and critical guidance
(Analysis of Language, Structure and Form)
- What do you think the poet means by the word ‘coy’?
- The poem is written in the form of a syllogism where two reasons lead to a conclusion. Here,. there is a thesis (an original idea), an antithesis (an opposing idea) and synthesis (a solution). What are these in this poem?
- Hyperbole is a literary term for exaggeration. What examples of hyperbole can you find in the `first stanza? What is their purpose?
- From the first two lines of the second stanza, find two literary features that have been used and comment on how they help the poet to convey his meaning.
- Comment on the use of the word ‘deserts’
- An oxymoron is a contradiction in terms. Discuss whether you you think ‘quaint honour’ is an oxymoron?
- Comment on the poet’s tone/attitude in the last two lines of the second stanza.
- Why is the simile ‘like morning dew’ so apt (appropriate)?
- Consider, in detail, the metaphorical language used in the first four lines of the last stanza. What is the poet saying about his ‘mistress’?
- The poem is notable for its birds of prey imagery. What is the purpose of this?
- Look at the metaphorical language in the last three lines. Why might life be described as having iron gates? What does the personification of the sun add to the poet’s meaning?
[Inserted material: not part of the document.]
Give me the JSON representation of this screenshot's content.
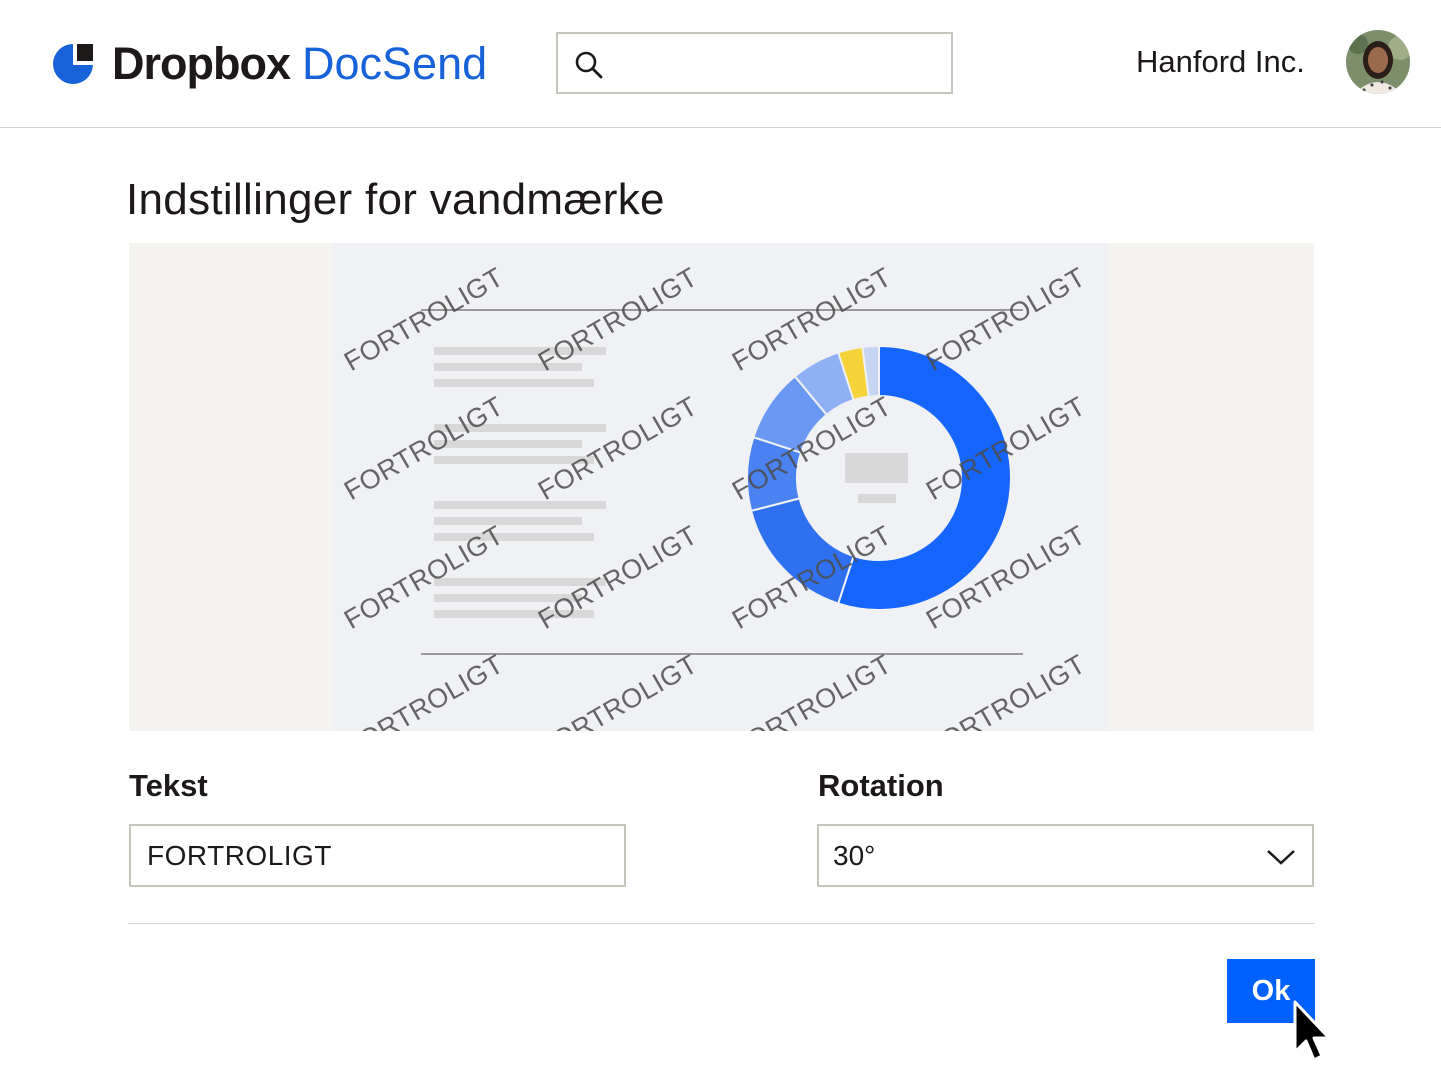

- Zeus ordered the sun to stand still to prolong his night with his mortal lover, Alcamena. What is the poet’s tone when he refers to this?
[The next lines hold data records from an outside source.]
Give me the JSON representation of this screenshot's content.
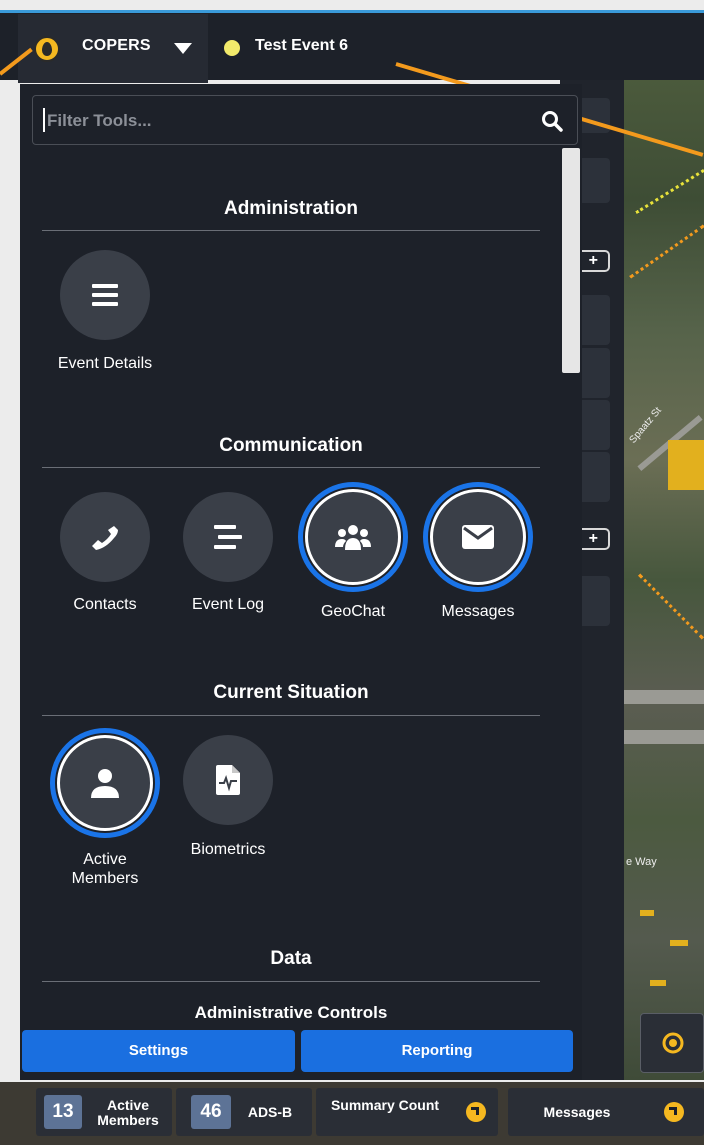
{
  "header": {
    "brand_label": "COPERS",
    "event_label": "Test Event 6",
    "accent_color": "#3a9ad9",
    "pointer_color": "#f39a1d"
  },
  "search": {
    "placeholder": "Filter Tools..."
  },
  "sections": {
    "administration": {
      "title": "Administration",
      "tools": [
        {
          "label": "Event Details",
          "icon": "menu-icon"
        }
      ]
    },
    "communication": {
      "title": "Communication",
      "tools": [
        {
          "label": "Contacts",
          "icon": "phone-icon"
        },
        {
          "label": "Event Log",
          "icon": "list-icon"
        },
        {
          "label": "GeoChat",
          "icon": "group-icon",
          "active": true
        },
        {
          "label": "Messages",
          "icon": "envelope-icon",
          "active": true
        }
      ]
    },
    "current_situation": {
      "title": "Current Situation",
      "tools": [
        {
          "label": "Active Members",
          "icon": "user-icon",
          "active": true
        },
        {
          "label": "Biometrics",
          "icon": "file-pulse-icon"
        }
      ]
    },
    "data": {
      "title": "Data",
      "subtitle": "Administrative Controls"
    }
  },
  "footer_buttons": {
    "settings": "Settings",
    "reporting": "Reporting"
  },
  "status_bar": {
    "active_members_count": "13",
    "active_members_label": "Active Members",
    "adsb_count": "46",
    "adsb_label": "ADS-B",
    "summary_label": "Summary Count",
    "messages_label": "Messages"
  },
  "map": {
    "street_label_1": "Spaatz St",
    "street_label_2": "e Way"
  },
  "colors": {
    "active_ring": "#1a74e8",
    "button_blue": "#1a6fe0",
    "panel_bg": "#1d2129"
  }
}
- Carpe diem means seize the day. Why do you think ‘To His Coy Mistress’ is referred to as a carpe diem poem?